» **Exercise prompt**
The result should be a verbatim copy of the whole listing.

※ ※ ※

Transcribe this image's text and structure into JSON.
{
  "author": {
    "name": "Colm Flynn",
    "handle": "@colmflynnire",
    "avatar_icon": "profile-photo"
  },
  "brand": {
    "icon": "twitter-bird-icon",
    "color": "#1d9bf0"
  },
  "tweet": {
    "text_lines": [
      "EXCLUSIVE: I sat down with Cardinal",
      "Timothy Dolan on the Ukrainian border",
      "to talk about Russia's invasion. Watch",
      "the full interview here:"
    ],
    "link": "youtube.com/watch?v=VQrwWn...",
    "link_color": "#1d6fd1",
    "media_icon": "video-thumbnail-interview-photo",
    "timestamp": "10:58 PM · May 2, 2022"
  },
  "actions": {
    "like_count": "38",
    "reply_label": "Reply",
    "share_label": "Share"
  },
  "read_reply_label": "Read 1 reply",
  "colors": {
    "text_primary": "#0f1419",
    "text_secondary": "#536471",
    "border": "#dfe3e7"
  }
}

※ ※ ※

» **Expected answer**
Transcribe this image's text and structure into JSON.
{
  "author": {
    "name": "Colm Flynn",
    "handle": "@colmflynnire",
    "avatar_icon": "profile-photo"
  },
  "brand": {
    "icon": "twitter-bird-icon",
    "color": "#1d9bf0"
  },
  "tweet": {
    "text_lines": [
      "EXCLUSIVE: I sat down with Cardinal",
      "Timothy Dolan on the Ukrainian border",
      "to talk about Russia's invasion. Watch",
      "the full interview here:"
    ],
    "link": "youtube.com/watch?v=VQrwWn...",
    "link_color": "#1d6fd1",
    "media_icon": "video-thumbnail-interview-photo",
    "timestamp": "10:58 PM · May 2, 2022"
  },
  "actions": {
    "like_count": "38",
    "reply_label": "Reply",
    "share_label": "Share"
  },
  "read_reply_label": "Read 1 reply",
  "colors": {
    "text_primary": "#0f1419",
    "text_secondary": "#536471",
    "border": "#dfe3e7"
  }
}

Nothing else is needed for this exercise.